Spark GraphX is a library used to build graphs in Apache Spark. The graph data structure can be defined using either a graph schema or an RDD of vertices and edges. The vertices are entity labels, and the edges represent relationships between entities.
GraphX supports multiple algorithms, including PageRank, connected components, shortest path, and triangle counting. It also comes with other useful utilities like graph summarization, distributed large-scale machine learning, etc.
2. What is GraphX in big data?
GraphX is a graph processing framework for big data. It is used for analyzing and processing large graphs in a distributed fashion.
GraphX can solve various data science problems, including machine learning, social network analysis, recommendation systems, and bioinformatics.
3. Is GraphX a database?
No, GraphX is not a database.
A database is a collection of data that follows a structure and can be updated or deleted. GraphX is a graph processing framework that allows users to store and process large amounts of data by creating relationships between different pieces of information.
4. How is GraphX different when compared to Giraph?
GraphX is different from Giraph. First, GraphX is a graph-parallel processing framework that enables you to analyze large-scale graphs with minimal latency. Second, it supports a variety of graph operations, including graph loading, traversal, and query.
5. Is Pyspark a GraphX?
No, Pyspark is not a GraphX. Pyspark is a library that allows Spark to be used in Python. It's similar to RDDs, but it has its API and features.
6. What are the benefits of using the GraphX algorithm over a dataset?
GraphX is a graph-processing framework that allows you to work with large amounts of data, and it's beneficial in several ways:
- Fast: GraphX allows you to process massive amounts of data quickly, even with datasets containing millions or billions of vertices.
- Easy: GraphX makes it easy to create, manipulate, and analyze graphs.
- Efficient: GraphX operates in memory, so it can handle large datasets without shuffling information around or using disk storage.
- Scalable: GraphX supports distributed processing across multiple machines, which makes it possible to scale up your data processing capabilities as needed.

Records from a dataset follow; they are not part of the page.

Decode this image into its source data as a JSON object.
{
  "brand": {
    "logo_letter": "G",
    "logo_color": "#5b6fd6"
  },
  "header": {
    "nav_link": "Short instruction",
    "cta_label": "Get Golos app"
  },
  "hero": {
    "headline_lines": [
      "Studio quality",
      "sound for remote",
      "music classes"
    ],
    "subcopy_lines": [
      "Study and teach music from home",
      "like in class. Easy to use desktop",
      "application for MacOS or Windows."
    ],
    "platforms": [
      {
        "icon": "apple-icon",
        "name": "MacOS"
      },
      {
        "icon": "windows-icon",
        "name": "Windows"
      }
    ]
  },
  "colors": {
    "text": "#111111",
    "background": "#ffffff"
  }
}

7. Which software is best for graph plotting?
Graph plotting is essential for many types of data, and many software programs can help you do it. If you're looking to plot a graph, you can use GraphX